Assignment: Each line of the listing that includes the string "days" needs to be located and copied.

·····

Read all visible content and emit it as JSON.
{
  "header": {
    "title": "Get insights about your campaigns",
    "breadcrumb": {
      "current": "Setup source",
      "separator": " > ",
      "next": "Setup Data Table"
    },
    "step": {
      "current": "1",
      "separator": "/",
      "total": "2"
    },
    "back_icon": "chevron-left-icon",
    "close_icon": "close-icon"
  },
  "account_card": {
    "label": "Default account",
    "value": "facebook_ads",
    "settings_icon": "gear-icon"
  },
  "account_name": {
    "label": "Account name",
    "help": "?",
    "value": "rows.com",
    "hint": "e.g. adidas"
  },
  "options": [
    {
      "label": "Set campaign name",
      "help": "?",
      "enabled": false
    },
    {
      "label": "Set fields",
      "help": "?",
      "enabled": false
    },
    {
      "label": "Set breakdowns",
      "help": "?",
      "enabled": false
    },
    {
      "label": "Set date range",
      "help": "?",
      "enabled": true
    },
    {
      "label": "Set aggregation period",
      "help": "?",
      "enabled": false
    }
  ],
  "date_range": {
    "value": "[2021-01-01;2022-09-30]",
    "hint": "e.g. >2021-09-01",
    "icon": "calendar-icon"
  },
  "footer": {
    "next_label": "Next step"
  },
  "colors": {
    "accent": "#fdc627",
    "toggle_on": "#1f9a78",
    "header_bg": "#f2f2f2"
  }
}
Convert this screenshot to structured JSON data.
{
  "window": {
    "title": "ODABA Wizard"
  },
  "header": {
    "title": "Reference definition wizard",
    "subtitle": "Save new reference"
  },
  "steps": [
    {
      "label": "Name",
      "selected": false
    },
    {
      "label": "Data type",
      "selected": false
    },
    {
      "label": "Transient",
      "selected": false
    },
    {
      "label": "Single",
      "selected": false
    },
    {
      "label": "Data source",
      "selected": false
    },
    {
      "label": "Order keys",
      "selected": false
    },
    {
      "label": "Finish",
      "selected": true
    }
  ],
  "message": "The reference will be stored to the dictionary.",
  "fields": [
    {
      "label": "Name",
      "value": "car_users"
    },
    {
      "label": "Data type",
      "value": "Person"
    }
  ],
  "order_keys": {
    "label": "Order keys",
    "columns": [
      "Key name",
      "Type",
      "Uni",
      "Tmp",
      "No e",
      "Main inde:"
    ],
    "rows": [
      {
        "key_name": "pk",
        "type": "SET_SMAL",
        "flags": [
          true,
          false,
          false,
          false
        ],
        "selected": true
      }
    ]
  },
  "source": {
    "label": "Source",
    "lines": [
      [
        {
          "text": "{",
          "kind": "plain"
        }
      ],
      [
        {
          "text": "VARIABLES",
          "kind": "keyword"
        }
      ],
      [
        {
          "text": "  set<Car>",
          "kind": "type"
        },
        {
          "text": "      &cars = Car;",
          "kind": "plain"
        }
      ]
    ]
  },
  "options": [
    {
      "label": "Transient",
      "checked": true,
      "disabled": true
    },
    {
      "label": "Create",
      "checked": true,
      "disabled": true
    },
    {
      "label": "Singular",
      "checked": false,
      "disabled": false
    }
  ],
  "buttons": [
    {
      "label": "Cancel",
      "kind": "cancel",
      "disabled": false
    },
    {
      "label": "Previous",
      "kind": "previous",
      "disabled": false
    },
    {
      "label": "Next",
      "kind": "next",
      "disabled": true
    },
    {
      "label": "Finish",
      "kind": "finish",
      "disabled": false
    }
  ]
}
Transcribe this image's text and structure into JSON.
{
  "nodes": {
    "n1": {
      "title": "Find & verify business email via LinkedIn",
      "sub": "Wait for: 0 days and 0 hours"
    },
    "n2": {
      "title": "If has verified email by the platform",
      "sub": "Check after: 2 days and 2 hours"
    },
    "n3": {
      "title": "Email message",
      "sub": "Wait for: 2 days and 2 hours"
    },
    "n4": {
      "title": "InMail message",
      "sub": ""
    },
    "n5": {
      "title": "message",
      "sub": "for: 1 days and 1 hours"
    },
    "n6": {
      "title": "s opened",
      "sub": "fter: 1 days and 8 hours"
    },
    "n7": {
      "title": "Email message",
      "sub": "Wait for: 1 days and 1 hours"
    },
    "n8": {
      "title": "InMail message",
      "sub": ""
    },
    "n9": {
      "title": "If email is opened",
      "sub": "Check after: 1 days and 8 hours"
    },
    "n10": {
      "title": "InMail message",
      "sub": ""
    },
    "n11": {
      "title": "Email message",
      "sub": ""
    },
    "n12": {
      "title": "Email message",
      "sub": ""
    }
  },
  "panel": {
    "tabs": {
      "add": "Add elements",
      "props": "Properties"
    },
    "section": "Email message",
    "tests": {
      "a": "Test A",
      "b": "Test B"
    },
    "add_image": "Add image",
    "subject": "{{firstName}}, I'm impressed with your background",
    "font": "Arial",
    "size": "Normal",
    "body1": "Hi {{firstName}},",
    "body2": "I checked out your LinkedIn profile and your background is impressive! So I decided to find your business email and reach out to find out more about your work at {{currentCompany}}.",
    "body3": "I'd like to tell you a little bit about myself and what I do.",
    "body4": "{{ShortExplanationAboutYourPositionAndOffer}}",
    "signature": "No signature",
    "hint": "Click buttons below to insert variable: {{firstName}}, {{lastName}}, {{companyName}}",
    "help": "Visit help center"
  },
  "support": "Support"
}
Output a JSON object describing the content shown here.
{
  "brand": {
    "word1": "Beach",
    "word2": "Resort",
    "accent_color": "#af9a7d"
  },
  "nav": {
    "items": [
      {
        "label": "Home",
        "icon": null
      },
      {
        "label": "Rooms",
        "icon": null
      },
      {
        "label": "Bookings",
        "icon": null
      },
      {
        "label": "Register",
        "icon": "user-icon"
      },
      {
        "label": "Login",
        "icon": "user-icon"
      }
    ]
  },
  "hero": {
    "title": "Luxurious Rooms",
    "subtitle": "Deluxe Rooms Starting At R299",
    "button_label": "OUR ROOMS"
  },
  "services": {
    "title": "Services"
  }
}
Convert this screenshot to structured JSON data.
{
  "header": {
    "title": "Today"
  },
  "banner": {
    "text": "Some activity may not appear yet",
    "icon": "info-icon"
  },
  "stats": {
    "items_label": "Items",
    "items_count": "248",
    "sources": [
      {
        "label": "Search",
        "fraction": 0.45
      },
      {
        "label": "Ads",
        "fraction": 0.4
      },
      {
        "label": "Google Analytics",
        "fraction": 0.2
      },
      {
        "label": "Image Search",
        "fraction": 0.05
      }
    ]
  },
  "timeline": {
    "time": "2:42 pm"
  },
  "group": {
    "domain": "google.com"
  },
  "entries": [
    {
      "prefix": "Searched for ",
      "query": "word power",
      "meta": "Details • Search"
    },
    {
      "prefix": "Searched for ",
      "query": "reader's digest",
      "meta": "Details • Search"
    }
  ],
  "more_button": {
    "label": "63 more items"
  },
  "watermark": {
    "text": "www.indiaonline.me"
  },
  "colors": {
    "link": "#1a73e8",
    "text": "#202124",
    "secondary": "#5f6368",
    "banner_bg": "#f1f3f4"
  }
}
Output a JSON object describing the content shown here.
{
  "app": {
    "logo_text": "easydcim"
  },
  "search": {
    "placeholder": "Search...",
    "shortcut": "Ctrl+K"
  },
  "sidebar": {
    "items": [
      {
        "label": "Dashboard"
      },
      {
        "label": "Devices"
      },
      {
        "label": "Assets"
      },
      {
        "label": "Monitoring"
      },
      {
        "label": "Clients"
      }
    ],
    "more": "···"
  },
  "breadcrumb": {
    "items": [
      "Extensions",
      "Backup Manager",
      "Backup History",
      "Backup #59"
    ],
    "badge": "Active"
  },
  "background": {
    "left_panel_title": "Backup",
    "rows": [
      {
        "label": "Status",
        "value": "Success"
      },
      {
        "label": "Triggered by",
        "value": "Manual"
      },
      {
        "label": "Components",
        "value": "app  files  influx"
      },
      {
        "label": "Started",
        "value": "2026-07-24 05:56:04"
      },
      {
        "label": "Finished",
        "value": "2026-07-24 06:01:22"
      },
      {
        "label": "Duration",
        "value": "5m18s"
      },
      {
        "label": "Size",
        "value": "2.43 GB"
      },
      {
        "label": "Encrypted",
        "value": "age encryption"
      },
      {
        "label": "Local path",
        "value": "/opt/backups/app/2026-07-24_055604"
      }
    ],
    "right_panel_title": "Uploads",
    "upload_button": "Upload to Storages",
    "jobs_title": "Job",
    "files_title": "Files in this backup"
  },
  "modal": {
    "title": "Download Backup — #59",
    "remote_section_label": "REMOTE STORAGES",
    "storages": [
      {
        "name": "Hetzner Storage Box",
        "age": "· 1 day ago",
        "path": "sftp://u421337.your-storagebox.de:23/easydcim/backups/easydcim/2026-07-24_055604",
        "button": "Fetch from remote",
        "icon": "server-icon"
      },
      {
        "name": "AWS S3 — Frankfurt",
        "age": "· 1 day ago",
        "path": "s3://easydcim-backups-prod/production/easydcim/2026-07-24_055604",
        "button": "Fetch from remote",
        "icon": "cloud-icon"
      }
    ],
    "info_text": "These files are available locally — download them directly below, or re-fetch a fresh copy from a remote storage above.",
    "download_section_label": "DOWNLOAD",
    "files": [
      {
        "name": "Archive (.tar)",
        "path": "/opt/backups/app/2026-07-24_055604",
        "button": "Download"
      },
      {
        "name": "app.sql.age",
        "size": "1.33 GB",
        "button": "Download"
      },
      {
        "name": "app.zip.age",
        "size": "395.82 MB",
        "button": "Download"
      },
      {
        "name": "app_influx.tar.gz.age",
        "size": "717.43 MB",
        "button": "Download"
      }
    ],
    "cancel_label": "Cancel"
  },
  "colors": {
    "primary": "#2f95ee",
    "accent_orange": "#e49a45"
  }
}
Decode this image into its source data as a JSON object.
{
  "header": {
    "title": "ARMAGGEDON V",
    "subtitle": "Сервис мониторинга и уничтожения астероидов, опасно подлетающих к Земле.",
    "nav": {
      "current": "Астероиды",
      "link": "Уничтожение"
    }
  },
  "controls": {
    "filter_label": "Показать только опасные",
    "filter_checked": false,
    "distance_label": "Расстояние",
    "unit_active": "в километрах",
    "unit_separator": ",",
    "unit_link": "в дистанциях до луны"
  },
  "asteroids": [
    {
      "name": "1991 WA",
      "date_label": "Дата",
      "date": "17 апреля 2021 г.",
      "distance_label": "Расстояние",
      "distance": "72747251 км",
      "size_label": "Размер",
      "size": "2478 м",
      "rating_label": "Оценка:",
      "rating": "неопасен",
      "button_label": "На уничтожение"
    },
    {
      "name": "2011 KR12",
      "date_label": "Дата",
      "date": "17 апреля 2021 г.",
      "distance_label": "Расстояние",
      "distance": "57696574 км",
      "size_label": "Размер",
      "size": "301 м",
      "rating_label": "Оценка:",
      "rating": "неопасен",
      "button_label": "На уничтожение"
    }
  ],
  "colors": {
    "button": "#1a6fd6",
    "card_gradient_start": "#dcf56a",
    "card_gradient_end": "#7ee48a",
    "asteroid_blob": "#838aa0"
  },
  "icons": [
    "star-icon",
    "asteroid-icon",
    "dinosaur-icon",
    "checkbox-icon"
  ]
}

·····

Solution to the problem:
      "sub": "Wait for: 0 days and 0 hours"
      "sub": "Check after: 2 days and 2 hours"
      "sub": "Wait for: 2 days and 2 hours"
      "sub": "for: 1 days and 1 hours"
      "sub": "fter: 1 days and 8 hours"
      "sub": "Wait for: 1 days and 1 hours"
      "sub": "Check after: 1 days and 8 hours"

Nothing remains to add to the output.